Powerful tool, but really easy to cut in the wrong place with it.


I know, sounds like a bunch of mumbo-jumbo but that used to be my job - keeping people from walking off cliffs with stats was a major component.
 
P

PermaNoob

Guest
That looks like a very bad fit for me for 3 reasons

1) I can barely play just a snare/hat/kick

2) I am clumsy and there are too many things for me to run into

3) I shouldn't wear toughguy wrist spikes b/c people might call my bluff and then I would cut myself on them as curl up into a defensive ball on the floor
 

GruntersDad

Administrator - Mayor
Staff member
The average drum set is 12 inch tom, 13 inch tom, 16 inch tom, 5.5 x 14 inch snare, 22 x 18 bass drum. 14 inch hats, 16 inch crash, and and a 20 inch ride. I only say average based on what is normally shown in drums ads, and what size cymbals come in Pre-packs.
 

Aeolian

Platinum Member
It would be interesting to compare between the journeyman cats playing in a different bar every night, and who in my experience haul around just enough to get though the gig, and the Bozio monster basement set-ups that never move.
 

Average

Senior Member
Since you ask, 'The Average' will be using the following kit for the next 3 gigs. They are all at bigger venues and one is outdoors so I can get away with my bigger/louder drums and cymbals.

Sonor S-Classix drums, 12"x9" rack tom, 14"x14" and 16"x16" floor toms, and a 24"x17.5" bass drum. The snare is a 14"X6.5" Ludwig LM402 Supraphonic.

Cymbals:
Paiste Giant Beat 15" hats
Zildjian K Constantinople 18" crash
Paiste Giant Beat 24" ride
Zildjian 20" Oriental Crash of Doom
Sabian 20" HH dark Chinese
 

Attachments

Pollyanna

Platinum Member
I'll defer to you on that, MM. I've never looked at the packages. I'm just thinking of kits I've seen around the bars.
 

MisterMixelpix

Silver Member
I think that's gonna be a big thing, too. Average to what? Performers, or everyone with a kit in their house?

If we're talking people who actually go on stage, well in my five years of working at a club the kits I saw varied SO widely that averaging them would be like finding the average income of a room full of homeless people and CEO billionaires, y'know? It'd be the average, but it wouldn't really represent anyone. I saw five piece kits, giant Portnoy-like creations, the works.

But if you take into account the millions of hobbyists, chances are most of your finds will be five piece basic kits with hat/crash/ride.
 

Coldhardsteel

Gold Member
We really could do a survey like this.

If you wanted to average component size numbers, then that's a lot of data to collect, but that's what Excel is for.

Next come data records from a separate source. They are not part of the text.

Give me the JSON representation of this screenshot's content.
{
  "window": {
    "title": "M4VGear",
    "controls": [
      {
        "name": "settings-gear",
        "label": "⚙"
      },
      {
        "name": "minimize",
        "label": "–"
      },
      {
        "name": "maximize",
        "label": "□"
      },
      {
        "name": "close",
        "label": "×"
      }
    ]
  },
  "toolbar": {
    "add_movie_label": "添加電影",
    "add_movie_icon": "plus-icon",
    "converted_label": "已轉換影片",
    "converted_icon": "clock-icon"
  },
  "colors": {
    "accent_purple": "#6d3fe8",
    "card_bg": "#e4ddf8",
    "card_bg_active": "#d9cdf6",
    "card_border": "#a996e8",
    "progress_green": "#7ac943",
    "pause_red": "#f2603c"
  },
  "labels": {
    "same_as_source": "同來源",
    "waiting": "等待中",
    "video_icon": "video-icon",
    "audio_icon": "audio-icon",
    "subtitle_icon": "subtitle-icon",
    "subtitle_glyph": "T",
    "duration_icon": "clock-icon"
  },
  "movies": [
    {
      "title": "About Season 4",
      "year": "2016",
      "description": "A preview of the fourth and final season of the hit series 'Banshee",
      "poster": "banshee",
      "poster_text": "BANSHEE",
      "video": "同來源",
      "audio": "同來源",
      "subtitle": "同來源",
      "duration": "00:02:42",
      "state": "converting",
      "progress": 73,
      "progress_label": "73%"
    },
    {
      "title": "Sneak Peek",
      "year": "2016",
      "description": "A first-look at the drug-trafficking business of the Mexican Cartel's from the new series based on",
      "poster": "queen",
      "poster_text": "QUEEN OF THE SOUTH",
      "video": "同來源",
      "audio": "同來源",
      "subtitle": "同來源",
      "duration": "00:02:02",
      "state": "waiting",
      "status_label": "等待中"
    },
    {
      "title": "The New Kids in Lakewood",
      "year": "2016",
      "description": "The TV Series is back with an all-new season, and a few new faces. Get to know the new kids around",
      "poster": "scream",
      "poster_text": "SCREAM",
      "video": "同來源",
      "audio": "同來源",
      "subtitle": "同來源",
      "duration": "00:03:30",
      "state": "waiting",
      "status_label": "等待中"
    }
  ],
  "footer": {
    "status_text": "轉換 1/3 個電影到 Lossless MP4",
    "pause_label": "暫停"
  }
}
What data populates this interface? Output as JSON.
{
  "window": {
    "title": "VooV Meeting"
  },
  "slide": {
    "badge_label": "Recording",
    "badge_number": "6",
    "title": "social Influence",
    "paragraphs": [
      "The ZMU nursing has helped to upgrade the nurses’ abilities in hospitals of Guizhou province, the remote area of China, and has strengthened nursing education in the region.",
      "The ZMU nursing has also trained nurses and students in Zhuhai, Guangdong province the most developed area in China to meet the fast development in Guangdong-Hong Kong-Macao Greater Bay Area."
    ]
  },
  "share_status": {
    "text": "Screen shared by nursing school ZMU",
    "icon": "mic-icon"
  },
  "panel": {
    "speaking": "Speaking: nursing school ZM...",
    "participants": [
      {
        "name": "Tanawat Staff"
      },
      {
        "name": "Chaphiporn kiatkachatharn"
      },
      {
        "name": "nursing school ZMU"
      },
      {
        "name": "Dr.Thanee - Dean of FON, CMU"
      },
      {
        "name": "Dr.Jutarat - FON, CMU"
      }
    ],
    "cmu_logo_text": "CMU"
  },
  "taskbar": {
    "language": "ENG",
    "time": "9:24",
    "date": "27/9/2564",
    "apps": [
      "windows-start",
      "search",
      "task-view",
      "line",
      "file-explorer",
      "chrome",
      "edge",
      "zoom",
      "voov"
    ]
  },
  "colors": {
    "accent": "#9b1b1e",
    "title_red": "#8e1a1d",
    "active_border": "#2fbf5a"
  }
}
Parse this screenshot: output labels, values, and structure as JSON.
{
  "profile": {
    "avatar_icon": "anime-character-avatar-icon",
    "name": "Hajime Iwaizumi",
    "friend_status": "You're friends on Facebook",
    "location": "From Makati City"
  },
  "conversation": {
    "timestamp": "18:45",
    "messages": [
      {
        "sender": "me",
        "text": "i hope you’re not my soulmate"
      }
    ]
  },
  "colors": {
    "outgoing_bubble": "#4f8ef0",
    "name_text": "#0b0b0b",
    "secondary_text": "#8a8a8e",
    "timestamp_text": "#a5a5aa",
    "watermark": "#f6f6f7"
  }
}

I think if there were a survey for positioning, however, measurement by exact numbers would be impossible. Questions pertaining to certain positions seems like the better way to go(e.g. "Is your snare positioned: a- lower than the top of your thighs b- equal with the top of your thighs c- higher than the top of your thighs).
 
Top